Records from a data collection
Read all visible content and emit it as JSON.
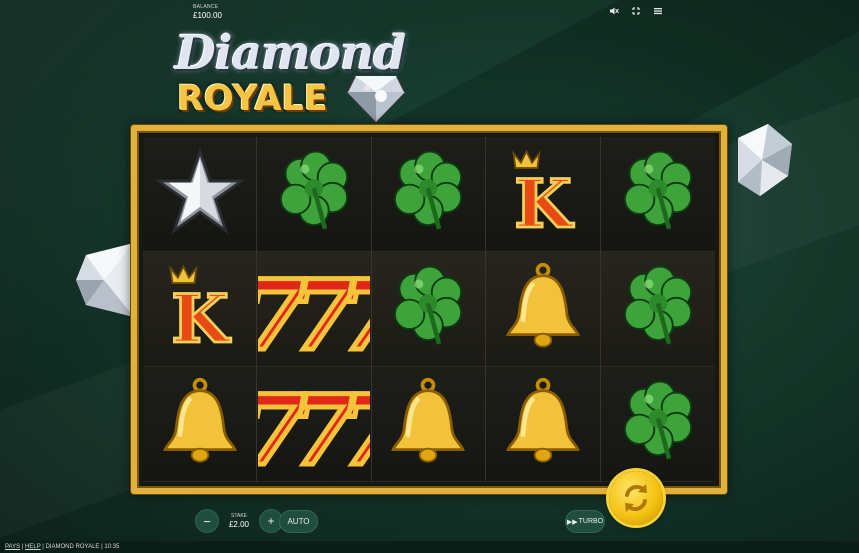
{
  "header": {
    "balance_label": "BALANCE",
    "balance_value": "£100.00",
    "icons": [
      "mute-icon",
      "fullscreen-icon",
      "menu-icon"
    ]
  },
  "logo": {
    "line1": "Diamond",
    "line2": "ROYALE"
  },
  "reels": {
    "rows": [
      [
        "star",
        "clover",
        "clover",
        "king",
        "clover"
      ],
      [
        "king",
        "seven",
        "clover",
        "bell",
        "clover"
      ],
      [
        "bell",
        "seven",
        "bell",
        "bell",
        "clover"
      ]
    ]
  },
  "controls": {
    "minus_label": "−",
    "stake_label": "STAKE",
    "stake_value": "£2.00",
    "plus_label": "+",
    "auto_label": "AUTO",
    "turbo_label": "TURBO",
    "spin_icon": "spin-icon"
  },
  "footer": {
    "pays": "PAYS",
    "help": "HELP",
    "title": "DIAMOND ROYALE",
    "time": "10:35"
  },
  "colors": {
    "frame_gold": "#e0b23c",
    "button_green": "#1f4e3e",
    "spin_gold": "#f4c312"
  }
}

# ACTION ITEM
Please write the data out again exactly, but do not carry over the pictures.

# EXERCISE OUTPUT
Read all visible content and emit it as JSON.
{
  "header": {
    "balance_label": "BALANCE",
    "balance_value": "£100.00",
    "icons": [
      "mute-icon",
      "fullscreen-icon",
      "menu-icon"
    ]
  },
  "logo": {
    "line1": "Diamond",
    "line2": "ROYALE"
  },
  "reels": {
    "rows": [
      [
        "star",
        "clover",
        "clover",
        "king",
        "clover"
      ],
      [
        "king",
        "seven",
        "clover",
        "bell",
        "clover"
      ],
      [
        "bell",
        "seven",
        "bell",
        "bell",
        "clover"
      ]
    ]
  },
  "controls": {
    "minus_label": "−",
    "stake_label": "STAKE",
    "stake_value": "£2.00",
    "plus_label": "+",
    "auto_label": "AUTO",
    "turbo_label": "TURBO",
    "spin_icon": "spin-icon"
  },
  "footer": {
    "pays": "PAYS",
    "help": "HELP",
    "title": "DIAMOND ROYALE",
    "time": "10:35"
  },
  "colors": {
    "frame_gold": "#e0b23c",
    "button_green": "#1f4e3e",
    "spin_gold": "#f4c312"
  }
}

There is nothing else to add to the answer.